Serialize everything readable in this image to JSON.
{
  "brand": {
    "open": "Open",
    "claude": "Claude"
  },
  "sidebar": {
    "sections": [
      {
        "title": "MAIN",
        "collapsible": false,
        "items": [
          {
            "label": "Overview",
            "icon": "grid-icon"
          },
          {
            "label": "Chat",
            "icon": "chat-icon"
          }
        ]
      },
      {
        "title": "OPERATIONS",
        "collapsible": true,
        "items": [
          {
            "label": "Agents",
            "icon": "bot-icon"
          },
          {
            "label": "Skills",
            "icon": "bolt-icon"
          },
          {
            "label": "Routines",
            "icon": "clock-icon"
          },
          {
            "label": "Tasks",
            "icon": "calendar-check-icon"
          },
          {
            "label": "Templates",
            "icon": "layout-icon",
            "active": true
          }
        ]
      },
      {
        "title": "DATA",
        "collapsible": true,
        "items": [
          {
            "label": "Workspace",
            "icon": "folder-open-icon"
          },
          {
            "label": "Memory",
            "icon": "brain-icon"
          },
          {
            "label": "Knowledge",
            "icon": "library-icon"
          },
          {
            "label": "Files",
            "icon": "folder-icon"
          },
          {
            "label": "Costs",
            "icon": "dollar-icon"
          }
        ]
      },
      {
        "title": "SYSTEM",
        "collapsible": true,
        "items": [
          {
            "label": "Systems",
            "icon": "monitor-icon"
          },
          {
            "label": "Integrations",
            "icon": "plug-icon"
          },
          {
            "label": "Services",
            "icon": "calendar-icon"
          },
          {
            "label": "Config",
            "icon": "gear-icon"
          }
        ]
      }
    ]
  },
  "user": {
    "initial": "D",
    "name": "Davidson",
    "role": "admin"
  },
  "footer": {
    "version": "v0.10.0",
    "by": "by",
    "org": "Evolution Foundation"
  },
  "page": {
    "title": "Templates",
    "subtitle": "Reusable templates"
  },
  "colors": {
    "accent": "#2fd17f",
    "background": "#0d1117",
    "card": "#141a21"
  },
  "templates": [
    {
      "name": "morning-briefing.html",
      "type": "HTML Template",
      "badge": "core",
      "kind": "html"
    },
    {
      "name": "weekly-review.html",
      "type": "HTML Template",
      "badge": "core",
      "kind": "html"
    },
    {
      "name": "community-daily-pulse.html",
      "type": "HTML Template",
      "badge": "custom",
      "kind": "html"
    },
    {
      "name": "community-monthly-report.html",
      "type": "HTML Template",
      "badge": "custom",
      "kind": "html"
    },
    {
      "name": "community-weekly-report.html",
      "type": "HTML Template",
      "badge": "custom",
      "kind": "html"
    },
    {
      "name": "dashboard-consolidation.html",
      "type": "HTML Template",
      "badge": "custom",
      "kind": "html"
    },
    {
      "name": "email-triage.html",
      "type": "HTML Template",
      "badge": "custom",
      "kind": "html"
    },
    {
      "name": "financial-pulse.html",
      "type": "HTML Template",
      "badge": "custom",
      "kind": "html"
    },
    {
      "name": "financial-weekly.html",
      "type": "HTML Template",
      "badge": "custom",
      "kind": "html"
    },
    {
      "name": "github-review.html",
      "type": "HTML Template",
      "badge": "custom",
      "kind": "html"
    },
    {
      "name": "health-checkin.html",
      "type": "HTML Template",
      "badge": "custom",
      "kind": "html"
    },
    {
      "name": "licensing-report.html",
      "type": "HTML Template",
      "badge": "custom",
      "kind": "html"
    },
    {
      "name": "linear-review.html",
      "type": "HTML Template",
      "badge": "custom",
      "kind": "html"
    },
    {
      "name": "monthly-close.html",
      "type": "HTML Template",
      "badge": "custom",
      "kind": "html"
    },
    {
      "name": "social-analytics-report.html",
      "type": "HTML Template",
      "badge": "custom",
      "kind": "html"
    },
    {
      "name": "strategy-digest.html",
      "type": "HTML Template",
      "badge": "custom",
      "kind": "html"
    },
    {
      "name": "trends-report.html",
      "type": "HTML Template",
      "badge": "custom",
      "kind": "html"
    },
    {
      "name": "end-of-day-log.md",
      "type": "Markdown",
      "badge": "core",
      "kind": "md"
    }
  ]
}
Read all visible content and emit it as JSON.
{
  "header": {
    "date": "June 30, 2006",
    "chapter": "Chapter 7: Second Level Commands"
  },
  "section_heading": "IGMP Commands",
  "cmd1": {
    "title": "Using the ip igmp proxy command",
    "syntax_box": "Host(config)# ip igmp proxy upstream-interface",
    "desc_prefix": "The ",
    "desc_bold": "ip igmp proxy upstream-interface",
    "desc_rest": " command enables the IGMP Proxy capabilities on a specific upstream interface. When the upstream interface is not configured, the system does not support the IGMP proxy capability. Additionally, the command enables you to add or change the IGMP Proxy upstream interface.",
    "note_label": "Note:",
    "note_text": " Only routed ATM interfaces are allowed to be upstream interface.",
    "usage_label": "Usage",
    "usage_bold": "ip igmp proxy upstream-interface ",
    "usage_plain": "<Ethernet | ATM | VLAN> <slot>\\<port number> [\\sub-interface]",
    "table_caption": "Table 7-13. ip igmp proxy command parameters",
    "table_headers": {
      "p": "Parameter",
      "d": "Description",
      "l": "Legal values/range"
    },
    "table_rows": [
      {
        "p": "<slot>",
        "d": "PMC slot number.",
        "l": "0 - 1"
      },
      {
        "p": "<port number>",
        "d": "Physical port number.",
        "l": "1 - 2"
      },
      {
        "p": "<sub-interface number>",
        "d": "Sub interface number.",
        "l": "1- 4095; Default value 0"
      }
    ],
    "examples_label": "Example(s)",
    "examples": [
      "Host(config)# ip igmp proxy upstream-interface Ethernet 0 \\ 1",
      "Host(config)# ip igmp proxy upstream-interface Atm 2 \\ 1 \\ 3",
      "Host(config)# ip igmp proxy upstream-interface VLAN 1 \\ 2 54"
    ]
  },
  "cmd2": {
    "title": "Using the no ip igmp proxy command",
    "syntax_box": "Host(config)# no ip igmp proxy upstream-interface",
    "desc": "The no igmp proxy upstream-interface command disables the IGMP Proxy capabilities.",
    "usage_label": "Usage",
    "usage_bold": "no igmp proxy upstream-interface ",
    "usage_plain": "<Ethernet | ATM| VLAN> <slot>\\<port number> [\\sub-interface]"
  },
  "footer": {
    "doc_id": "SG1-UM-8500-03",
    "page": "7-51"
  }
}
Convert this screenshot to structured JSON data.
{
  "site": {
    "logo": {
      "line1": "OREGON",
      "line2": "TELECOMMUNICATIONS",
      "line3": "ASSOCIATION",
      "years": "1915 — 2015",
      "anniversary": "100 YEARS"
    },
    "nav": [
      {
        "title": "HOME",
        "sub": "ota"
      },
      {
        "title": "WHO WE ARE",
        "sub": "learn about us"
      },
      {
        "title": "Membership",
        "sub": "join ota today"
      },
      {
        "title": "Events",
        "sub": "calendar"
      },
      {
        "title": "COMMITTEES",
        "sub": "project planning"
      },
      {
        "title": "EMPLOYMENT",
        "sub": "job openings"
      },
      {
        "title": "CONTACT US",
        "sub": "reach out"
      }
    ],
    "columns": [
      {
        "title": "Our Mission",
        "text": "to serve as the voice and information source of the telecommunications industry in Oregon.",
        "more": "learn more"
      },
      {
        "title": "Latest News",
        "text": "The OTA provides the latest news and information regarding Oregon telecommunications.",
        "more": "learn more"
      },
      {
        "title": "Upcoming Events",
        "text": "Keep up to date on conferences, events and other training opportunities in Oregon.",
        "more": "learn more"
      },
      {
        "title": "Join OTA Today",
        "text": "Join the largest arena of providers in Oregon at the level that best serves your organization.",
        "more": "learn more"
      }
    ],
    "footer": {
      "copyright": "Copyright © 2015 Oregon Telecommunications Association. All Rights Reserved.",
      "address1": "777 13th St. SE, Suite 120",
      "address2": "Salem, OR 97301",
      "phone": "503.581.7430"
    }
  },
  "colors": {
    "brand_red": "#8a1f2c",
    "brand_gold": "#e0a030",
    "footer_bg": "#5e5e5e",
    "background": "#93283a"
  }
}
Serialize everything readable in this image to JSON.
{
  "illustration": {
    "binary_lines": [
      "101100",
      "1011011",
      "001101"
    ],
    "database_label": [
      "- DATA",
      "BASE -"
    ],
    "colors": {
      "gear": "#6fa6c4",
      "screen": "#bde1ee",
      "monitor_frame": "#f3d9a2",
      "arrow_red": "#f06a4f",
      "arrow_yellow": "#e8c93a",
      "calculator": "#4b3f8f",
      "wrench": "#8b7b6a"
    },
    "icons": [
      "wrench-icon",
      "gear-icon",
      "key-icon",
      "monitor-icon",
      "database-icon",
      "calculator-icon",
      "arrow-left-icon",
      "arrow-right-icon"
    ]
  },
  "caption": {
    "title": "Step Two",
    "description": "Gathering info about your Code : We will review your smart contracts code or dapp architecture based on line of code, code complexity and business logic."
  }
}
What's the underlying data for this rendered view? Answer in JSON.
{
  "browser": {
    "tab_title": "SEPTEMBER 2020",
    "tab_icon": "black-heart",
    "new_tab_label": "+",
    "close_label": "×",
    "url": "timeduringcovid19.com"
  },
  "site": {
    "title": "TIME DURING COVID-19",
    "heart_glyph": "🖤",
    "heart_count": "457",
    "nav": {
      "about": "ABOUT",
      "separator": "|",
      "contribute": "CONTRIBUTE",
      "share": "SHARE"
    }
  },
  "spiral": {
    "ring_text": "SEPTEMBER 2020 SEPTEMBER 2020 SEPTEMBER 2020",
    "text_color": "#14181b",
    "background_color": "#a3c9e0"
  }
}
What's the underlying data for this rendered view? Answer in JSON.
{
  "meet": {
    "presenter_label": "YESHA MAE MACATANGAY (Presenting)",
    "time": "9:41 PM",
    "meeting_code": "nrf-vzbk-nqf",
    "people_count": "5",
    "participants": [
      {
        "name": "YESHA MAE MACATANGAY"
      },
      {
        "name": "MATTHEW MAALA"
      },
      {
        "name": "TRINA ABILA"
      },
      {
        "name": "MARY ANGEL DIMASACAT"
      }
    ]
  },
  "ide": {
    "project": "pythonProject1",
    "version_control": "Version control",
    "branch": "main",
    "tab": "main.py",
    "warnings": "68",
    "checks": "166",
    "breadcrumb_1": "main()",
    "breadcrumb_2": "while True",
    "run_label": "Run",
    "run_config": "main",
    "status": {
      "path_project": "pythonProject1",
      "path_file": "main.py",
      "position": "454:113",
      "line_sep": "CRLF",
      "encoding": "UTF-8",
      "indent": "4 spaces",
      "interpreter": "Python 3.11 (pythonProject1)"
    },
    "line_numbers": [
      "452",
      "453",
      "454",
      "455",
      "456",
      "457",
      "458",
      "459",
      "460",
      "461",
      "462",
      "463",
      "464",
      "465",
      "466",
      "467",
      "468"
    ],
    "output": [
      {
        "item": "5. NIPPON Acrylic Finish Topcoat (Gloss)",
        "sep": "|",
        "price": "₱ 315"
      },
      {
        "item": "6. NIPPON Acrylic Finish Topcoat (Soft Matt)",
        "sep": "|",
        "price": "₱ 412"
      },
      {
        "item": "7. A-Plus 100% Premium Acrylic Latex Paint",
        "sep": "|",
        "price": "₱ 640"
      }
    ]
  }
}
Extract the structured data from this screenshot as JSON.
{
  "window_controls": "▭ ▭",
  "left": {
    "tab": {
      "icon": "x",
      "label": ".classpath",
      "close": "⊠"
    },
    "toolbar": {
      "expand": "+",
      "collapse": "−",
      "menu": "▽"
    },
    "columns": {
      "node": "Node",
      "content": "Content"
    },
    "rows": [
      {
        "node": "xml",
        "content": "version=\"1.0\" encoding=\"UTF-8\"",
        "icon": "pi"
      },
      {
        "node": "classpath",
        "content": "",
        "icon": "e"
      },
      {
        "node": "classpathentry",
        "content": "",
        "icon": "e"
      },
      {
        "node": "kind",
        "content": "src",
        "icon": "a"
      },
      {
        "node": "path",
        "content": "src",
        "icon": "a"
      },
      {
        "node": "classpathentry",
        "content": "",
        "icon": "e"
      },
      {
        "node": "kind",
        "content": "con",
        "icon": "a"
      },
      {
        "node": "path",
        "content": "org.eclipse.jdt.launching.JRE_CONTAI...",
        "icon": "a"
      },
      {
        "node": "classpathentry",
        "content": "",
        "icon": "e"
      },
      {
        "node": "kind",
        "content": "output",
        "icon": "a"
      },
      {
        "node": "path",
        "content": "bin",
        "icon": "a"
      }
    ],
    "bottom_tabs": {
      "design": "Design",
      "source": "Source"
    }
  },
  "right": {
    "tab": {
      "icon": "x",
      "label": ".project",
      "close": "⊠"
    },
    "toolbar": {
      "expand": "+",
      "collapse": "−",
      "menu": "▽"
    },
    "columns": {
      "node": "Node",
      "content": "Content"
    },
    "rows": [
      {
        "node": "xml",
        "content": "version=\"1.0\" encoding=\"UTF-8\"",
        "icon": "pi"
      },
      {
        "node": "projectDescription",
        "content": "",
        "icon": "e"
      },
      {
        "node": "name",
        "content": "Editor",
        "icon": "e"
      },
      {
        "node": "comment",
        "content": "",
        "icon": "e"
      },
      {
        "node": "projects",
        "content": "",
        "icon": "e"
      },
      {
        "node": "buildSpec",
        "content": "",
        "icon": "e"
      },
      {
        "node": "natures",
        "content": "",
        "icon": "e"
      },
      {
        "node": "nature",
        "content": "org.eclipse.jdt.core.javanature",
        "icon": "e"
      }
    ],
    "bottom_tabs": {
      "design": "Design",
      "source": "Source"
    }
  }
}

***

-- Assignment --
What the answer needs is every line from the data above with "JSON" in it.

-- Written solution --
Serialize everything readable in this image to JSON.
Read all visible content and emit it as JSON.
Convert this screenshot to structured JSON data.
Serialize everything readable in this image to JSON.
What's the underlying data for this rendered view? Answer in JSON.
What's the underlying data for this rendered view? Answer in JSON.
Extract the structured data from this screenshot as JSON.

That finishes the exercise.